**Dataset records**
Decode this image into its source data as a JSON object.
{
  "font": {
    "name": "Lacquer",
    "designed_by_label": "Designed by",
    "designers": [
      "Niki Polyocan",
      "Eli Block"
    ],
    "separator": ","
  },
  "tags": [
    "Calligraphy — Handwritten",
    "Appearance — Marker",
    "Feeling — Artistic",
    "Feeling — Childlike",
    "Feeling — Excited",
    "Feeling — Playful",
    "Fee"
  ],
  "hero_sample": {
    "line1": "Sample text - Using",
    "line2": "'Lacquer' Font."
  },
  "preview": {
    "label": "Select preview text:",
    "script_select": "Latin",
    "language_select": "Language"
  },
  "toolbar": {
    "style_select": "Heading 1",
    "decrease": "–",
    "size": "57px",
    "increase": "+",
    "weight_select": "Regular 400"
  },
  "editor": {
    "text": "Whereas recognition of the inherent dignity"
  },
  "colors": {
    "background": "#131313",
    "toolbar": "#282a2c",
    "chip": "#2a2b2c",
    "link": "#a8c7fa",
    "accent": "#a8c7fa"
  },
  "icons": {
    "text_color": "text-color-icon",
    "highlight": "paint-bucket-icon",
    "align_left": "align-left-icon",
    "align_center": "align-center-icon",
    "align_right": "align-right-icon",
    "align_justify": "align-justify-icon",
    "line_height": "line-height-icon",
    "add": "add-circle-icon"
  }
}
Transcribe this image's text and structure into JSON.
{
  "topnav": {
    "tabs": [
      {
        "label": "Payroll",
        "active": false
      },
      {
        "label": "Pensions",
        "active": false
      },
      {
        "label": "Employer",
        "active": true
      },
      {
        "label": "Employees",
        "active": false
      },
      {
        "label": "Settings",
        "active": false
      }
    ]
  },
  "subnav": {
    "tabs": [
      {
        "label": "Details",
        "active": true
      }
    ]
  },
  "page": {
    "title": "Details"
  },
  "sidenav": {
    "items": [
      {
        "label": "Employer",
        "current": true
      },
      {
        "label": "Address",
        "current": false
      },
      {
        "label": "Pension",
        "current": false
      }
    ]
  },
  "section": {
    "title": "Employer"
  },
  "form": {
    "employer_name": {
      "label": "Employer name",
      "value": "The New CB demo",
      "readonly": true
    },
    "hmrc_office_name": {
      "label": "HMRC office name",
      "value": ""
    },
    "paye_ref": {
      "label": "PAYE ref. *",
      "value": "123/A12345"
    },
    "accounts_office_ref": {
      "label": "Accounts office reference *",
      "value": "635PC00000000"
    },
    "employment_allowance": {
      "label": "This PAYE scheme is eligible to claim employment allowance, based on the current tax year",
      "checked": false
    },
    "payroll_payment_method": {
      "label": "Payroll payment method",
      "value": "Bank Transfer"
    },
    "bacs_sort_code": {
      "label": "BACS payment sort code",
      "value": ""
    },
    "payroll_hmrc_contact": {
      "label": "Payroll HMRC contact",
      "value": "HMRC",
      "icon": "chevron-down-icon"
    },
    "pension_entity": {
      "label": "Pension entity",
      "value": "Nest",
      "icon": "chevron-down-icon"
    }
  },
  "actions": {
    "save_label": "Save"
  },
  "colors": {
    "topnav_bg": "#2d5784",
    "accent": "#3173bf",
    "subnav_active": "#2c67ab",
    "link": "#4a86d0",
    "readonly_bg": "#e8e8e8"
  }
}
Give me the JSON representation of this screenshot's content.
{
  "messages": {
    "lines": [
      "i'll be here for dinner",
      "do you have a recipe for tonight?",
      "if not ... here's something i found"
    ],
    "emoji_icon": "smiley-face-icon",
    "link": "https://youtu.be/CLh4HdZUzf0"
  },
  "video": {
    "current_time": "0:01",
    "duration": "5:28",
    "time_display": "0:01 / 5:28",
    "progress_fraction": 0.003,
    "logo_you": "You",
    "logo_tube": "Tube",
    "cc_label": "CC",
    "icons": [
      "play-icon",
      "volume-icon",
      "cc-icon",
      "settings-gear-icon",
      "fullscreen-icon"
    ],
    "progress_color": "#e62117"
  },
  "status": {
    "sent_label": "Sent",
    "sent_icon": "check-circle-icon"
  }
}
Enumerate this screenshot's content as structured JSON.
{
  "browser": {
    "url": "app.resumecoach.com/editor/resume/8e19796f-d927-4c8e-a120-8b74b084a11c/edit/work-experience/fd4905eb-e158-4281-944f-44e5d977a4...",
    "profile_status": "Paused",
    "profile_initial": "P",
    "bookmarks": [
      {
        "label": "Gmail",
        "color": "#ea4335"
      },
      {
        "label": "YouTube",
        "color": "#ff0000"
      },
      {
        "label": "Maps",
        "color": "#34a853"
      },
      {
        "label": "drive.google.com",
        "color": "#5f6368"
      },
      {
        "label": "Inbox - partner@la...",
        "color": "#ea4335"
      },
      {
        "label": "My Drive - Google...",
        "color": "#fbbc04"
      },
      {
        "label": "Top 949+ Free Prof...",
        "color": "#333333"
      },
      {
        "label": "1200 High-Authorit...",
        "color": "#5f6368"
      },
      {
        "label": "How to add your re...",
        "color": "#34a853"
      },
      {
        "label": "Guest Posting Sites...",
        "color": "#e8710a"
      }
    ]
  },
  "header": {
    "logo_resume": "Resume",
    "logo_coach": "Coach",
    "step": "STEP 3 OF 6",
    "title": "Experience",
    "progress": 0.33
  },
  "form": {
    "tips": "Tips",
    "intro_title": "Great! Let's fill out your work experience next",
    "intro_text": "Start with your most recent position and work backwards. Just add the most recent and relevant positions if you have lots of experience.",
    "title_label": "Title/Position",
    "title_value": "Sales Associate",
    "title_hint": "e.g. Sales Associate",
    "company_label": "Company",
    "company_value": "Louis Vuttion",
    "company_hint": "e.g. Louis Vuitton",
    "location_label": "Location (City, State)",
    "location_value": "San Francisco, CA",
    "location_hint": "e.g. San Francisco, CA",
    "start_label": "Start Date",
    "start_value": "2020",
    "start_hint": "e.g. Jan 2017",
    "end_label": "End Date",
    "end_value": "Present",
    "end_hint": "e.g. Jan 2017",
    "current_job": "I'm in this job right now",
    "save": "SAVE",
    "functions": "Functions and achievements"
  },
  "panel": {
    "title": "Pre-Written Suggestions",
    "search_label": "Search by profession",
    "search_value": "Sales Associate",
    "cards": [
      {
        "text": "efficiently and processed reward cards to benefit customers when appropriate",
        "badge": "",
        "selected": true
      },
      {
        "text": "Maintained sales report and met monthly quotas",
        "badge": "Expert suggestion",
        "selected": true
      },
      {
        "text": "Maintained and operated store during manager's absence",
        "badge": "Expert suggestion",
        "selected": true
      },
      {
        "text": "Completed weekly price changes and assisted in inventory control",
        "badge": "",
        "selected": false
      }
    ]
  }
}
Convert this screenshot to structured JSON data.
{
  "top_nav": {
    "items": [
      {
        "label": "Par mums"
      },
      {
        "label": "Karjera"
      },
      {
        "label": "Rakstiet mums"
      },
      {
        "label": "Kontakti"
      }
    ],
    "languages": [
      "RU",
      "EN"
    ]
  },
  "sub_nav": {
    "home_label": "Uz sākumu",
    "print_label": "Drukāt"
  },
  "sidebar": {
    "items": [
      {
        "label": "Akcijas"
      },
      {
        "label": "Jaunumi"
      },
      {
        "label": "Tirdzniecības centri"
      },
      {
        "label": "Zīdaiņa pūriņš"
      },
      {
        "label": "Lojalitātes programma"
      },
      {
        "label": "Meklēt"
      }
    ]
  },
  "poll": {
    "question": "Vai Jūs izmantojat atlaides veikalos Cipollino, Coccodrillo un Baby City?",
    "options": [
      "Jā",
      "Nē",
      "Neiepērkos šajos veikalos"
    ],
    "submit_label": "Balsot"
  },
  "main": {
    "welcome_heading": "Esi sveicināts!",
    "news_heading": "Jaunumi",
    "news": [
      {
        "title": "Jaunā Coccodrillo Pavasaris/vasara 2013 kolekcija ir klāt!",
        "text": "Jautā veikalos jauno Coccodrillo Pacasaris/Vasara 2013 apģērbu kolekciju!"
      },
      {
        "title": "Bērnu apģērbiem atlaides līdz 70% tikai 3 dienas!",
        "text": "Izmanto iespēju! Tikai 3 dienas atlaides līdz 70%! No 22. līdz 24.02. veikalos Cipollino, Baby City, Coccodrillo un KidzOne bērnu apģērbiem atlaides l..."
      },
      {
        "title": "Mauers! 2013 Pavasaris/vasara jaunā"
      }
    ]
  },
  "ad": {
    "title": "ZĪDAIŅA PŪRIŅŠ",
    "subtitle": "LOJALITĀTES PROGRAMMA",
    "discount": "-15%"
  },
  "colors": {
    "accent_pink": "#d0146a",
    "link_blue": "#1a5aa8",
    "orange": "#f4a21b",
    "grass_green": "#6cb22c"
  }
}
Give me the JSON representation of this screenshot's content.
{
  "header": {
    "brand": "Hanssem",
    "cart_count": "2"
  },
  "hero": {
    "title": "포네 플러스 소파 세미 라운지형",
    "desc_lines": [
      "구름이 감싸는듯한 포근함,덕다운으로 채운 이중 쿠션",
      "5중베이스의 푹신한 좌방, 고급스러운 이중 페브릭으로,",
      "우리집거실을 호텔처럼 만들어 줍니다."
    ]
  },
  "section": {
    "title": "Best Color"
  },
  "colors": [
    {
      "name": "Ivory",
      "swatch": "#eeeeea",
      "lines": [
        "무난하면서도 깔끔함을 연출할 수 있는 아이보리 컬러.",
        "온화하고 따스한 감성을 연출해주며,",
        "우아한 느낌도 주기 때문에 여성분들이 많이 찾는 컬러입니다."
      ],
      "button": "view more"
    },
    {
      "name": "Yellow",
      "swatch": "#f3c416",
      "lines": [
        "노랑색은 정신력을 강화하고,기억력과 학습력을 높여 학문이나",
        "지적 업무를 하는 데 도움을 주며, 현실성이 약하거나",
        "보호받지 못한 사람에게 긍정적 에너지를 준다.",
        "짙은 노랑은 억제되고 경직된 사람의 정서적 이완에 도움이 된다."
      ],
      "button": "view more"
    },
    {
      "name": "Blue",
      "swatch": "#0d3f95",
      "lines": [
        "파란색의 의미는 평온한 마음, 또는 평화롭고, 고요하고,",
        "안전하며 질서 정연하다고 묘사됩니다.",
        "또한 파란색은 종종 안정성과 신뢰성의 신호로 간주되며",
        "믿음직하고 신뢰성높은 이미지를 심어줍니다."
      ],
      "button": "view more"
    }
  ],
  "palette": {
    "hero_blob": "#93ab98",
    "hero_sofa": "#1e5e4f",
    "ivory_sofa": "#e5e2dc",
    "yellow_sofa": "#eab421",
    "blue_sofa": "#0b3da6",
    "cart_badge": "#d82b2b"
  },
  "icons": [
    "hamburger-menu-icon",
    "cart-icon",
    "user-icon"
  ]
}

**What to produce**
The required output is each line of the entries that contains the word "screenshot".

**Solution**
Give me the JSON representation of this screenshot's content.
Enumerate this screenshot's content as structured JSON.
Convert this screenshot to structured JSON data.
Give me the JSON representation of this screenshot's content.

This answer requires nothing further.